Normally, this program patches all appropriate files in the database directory, but for testing it's possible to limit the run to just N client files only. This would never be used for production patching.
Normally, this program patches both the client files (CL_xxx) and the system files (S_BUREAU and TMP_TBLS), but this is not appropriate for systems with multiple database servers which keep the system files on one server only. This option suppresses the system database patching.
Omit patching of file F (no path or extension required), which is required to fine-tune patching when the S_BUREAU and TMP_TBLS files are not on the same machine. On machine one, --skip=TMP_TBLS would be used, while on the other one --skip=S_BUREAU. It's not expected that many service bureaus would need this option.
Some service bureaus move deleted client files out of the way by renaming the database files from CL_xxx.gdb to .CL_xxx.gdb: this makes them invisible to Evolution but nevertheless keeps them nearby and easy to restore. These deleted databases are not generally required for Evolution operations in the short term, but it's common enough that they may be required someday in the future.
This patches only the TMP_TBLS.gdb and S_BUREAU.gdb files: no client files are touched. This is really only useful when you accidentally ran with the --clients-only option on a DB server that actually has the system files on it: this lets you make a final cleanup pass to patch those system files.
The best strategy for using this option is to omit it during testing and trial runs, because the files aren't really needed to insure that Killington is running properly, but to include it during the final patch run.
Add a bit more runtime debugging information without changing the actual execution flow of the program. This option can be provided twice for even more information (it's quite verbose).
Add directory DIR to the command-execution $PATH. This should not normally be necessary, because the most common path to add (/opt/firebird/bin/) is added automatically by the program at startup, and the current environment should have this set up anyway, but it's available should it be necessary.
Show what commands we would execute, but don't actually do them: this is a readonly operation which can be used to find out what the program will do for real, but without actually executing anything. This is very useful for learning about the program.
Normally, this program continues running even if it finds an error, because it's not entirely uncommon for there to be an error while patching one of the client files. The idea is that the patch process should run to completion, and errors examined after the fact.
But for testing, it's common to have errors show up immediately because of a bad parameter, missing directory in path, permissions problems, or other issues. By providing the --exiterror parameter, this program stops all work when it finds an error, though it will wrap up any work in progress by other threads before exiting.
Do a full sweep (backup and restore) of each database after patching, as this is typically a recommended step to get rid of the dead space in the files. However, it adds substantially to the patch time, and it can sometimes be skipped while testing.
However, this option should not be used for Killington, as a sweep is not necessary. Use the --backup option instead.

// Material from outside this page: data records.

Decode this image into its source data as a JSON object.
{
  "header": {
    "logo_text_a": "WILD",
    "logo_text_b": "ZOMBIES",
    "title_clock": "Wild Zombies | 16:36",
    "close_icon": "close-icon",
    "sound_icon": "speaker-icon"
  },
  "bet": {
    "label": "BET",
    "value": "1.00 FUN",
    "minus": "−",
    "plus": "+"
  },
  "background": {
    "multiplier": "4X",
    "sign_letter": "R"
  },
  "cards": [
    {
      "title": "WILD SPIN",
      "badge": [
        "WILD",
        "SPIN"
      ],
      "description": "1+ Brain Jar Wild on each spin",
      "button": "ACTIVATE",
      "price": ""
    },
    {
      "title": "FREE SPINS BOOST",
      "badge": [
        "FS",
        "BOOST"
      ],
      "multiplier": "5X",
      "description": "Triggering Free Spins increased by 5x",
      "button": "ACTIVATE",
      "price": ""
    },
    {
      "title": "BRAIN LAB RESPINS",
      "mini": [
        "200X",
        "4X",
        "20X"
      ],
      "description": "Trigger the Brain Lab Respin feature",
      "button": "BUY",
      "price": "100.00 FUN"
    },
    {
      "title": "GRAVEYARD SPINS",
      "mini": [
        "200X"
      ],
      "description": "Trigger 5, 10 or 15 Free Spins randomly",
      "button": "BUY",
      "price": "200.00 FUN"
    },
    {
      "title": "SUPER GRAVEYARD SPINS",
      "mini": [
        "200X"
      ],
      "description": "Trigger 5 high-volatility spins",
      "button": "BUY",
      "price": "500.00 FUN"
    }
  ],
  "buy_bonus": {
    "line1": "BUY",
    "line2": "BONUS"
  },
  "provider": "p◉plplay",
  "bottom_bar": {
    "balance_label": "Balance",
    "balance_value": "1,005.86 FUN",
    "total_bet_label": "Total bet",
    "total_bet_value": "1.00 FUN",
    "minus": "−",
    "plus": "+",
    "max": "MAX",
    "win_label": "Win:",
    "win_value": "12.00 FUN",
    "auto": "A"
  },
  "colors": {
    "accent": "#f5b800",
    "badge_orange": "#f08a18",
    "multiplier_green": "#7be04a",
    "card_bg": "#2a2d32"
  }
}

Run a Firebird database backup on each file after patching. This is the first half of a sweep, and was introduced for the Killington release.

Feedback on evo-patch-Killington or this Evo Tip is welcome.

2005/07/13: First published for Garfield
2006/04/24: Updated for Irasburg
2006/11/27: Updated for Jamaica
2007/05/26: Updated for Killington